Thursday, 12 July 2012

Thought disorder

In psychiatry, thought disorder (TD) or formal thought disorder (FTD) is a term used to describe serious problems with thinking, feelings, and behavior. The symptoms can include false belief about self or others, paranoia, hearing or seeing things that other people don’t see, disconnected speech or thinking; feelings that don’t match the situation. People affected by a thought disorder may present with incomprehensible language, either speech or writing, that is presumed to reflect thinking. There are different types. For example, language may be difficult to understand if it switches quickly from one unrelated idea to another (flight of ideas) or if it is long-winded and very delayed at reaching its goal (circumstantiality) or if words are inappropriately strung together resulting in gibberish (word salad).

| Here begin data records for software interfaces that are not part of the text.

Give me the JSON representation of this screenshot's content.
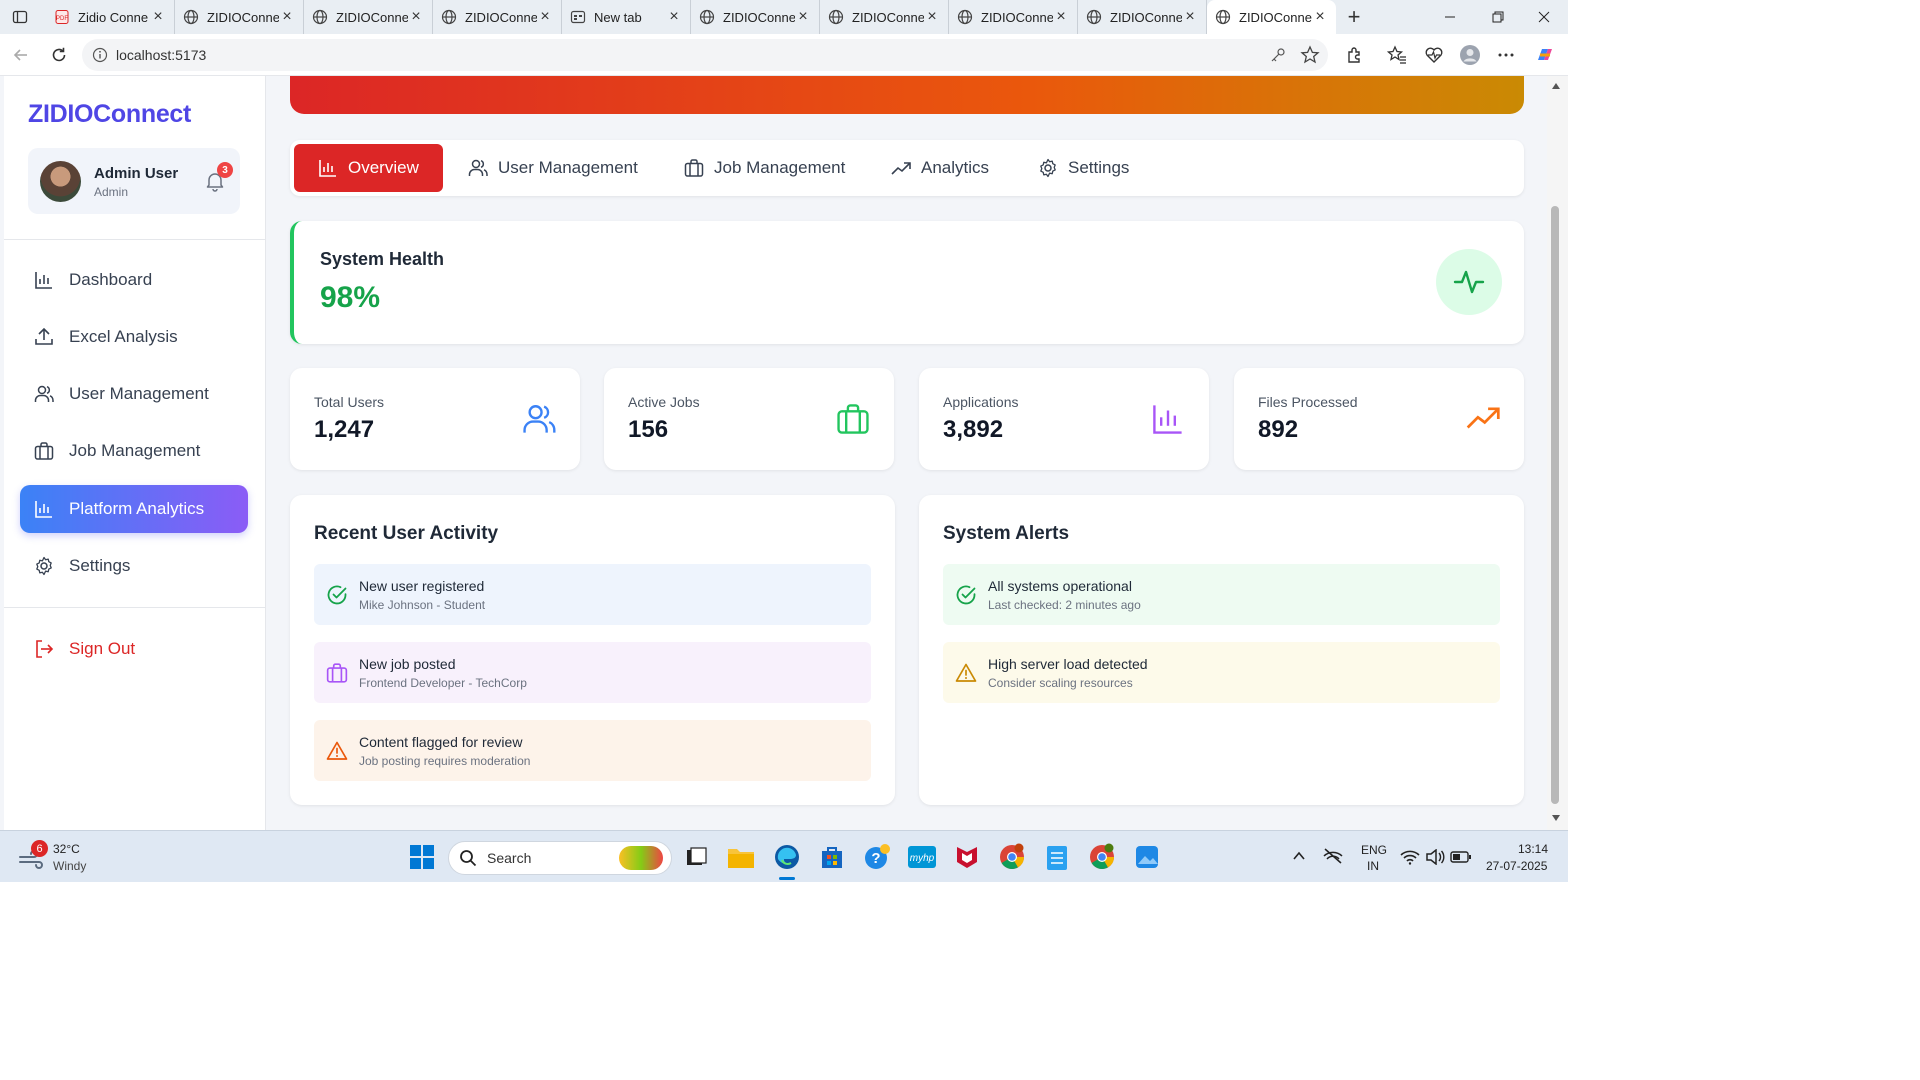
{
  "browser": {
    "tabs": [
      {
        "label": "Zidio Conne",
        "icon": "pdf-icon"
      },
      {
        "label": "ZIDIOConne",
        "icon": "globe-icon"
      },
      {
        "label": "ZIDIOConne",
        "icon": "globe-icon"
      },
      {
        "label": "ZIDIOConne",
        "icon": "globe-icon"
      },
      {
        "label": "New tab",
        "icon": "newtab-icon"
      },
      {
        "label": "ZIDIOConne",
        "icon": "globe-icon"
      },
      {
        "label": "ZIDIOConne",
        "icon": "globe-icon"
      },
      {
        "label": "ZIDIOConne",
        "icon": "globe-icon"
      },
      {
        "label": "ZIDIOConne",
        "icon": "globe-icon"
      },
      {
        "label": "ZIDIOConne",
        "icon": "globe-icon",
        "active": true
      }
    ],
    "url": "localhost:5173"
  },
  "sidebar": {
    "brand": "ZIDIOConnect",
    "user": {
      "name": "Admin User",
      "role": "Admin",
      "notifications": "3"
    },
    "items": [
      {
        "label": "Dashboard",
        "icon": "bar-chart-icon"
      },
      {
        "label": "Excel Analysis",
        "icon": "upload-icon"
      },
      {
        "label": "User Management",
        "icon": "users-icon"
      },
      {
        "label": "Job Management",
        "icon": "briefcase-icon"
      },
      {
        "label": "Platform Analytics",
        "icon": "bar-chart-icon",
        "active": true
      },
      {
        "label": "Settings",
        "icon": "gear-icon"
      }
    ],
    "signout": "Sign Out"
  },
  "main": {
    "tabs": [
      {
        "label": "Overview",
        "icon": "bar-chart-icon",
        "active": true
      },
      {
        "label": "User Management",
        "icon": "users-icon"
      },
      {
        "label": "Job Management",
        "icon": "briefcase-icon"
      },
      {
        "label": "Analytics",
        "icon": "trending-up-icon"
      },
      {
        "label": "Settings",
        "icon": "gear-icon"
      }
    ],
    "health": {
      "title": "System Health",
      "value": "98%"
    },
    "stats": [
      {
        "label": "Total Users",
        "value": "1,247",
        "icon": "users-icon",
        "color": "#3b82f6"
      },
      {
        "label": "Active Jobs",
        "value": "156",
        "icon": "briefcase-icon",
        "color": "#22c55e"
      },
      {
        "label": "Applications",
        "value": "3,892",
        "icon": "bar-chart-icon",
        "color": "#a855f7"
      },
      {
        "label": "Files Processed",
        "value": "892",
        "icon": "trending-up-icon",
        "color": "#f97316"
      }
    ],
    "activity": {
      "title": "Recent User Activity",
      "items": [
        {
          "title": "New user registered",
          "subtitle": "Mike Johnson - Student",
          "bg": "#eef4fd",
          "color": "#16a34a"
        },
        {
          "title": "New job posted",
          "subtitle": "Frontend Developer - TechCorp",
          "bg": "#f8f1fc",
          "color": "#a855f7"
        },
        {
          "title": "Content flagged for review",
          "subtitle": "Job posting requires moderation",
          "bg": "#fdf3ea",
          "color": "#ea580c"
        }
      ]
    },
    "alerts": {
      "title": "System Alerts",
      "items": [
        {
          "title": "All systems operational",
          "subtitle": "Last checked: 2 minutes ago",
          "bg": "#eefbf2",
          "color": "#16a34a"
        },
        {
          "title": "High server load detected",
          "subtitle": "Consider scaling resources",
          "bg": "#fdfaea",
          "color": "#ca8a04"
        }
      ]
    }
  },
  "taskbar": {
    "weather": {
      "temp": "32°C",
      "desc": "Windy",
      "badge": "6"
    },
    "search_placeholder": "Search",
    "lang": "ENG",
    "region": "IN",
    "time": "13:14",
    "date": "27-07-2025"
  }
}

Psychiatrists consider formal thought disorder as being one of two types of "thinking" or "thought" disorders, the other type being delusions. The latter involves "content" while the former involves "form". Although the term "thought disorder" can refer to either type, in common parlance it refers most often to a disorder of thought "form" also known as Formal Thought Disorder. It is usually considered a symptom of psychotic mental illness, although it occasionally appears in other conditions. For example, pressured speech and flight of ideas may be present in mania. Clanging or echolalia may be present in Tourette syndrome. Eugen Bleuler, who named schizophrenia, held that its defining characteristic was a disorder of the thinking process. However, Formal thought disorder is not unique to schizophrenia or psychosis. So-called “organic” patients with a clouded consciousness, like that found in delirium, also have a formal thought disorder. However, there is a vague clinical difference between the two.

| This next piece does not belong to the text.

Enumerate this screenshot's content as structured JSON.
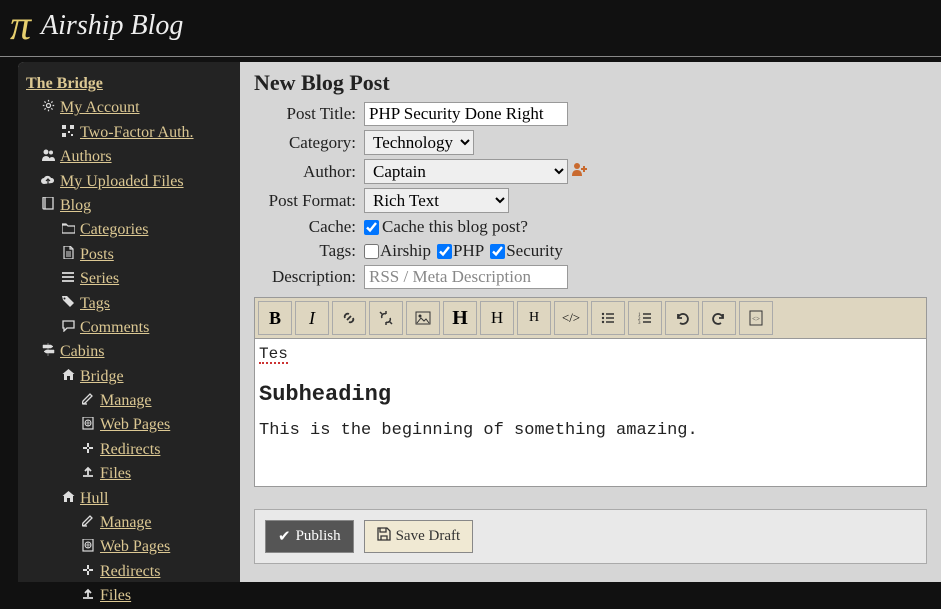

Schizophrenic or psychotic patients are less likely to demonstrate awareness or concern about it  because it results from a fundamental inability to use the same type of Aristotelian logic as everyone else does whereas so-called “organic” patients with a clouded consciousness usually do demonstrate awareness and concern about it, by complaining about being “confused” or “unable to think straight” because it results, instead, from various cognitive deficits.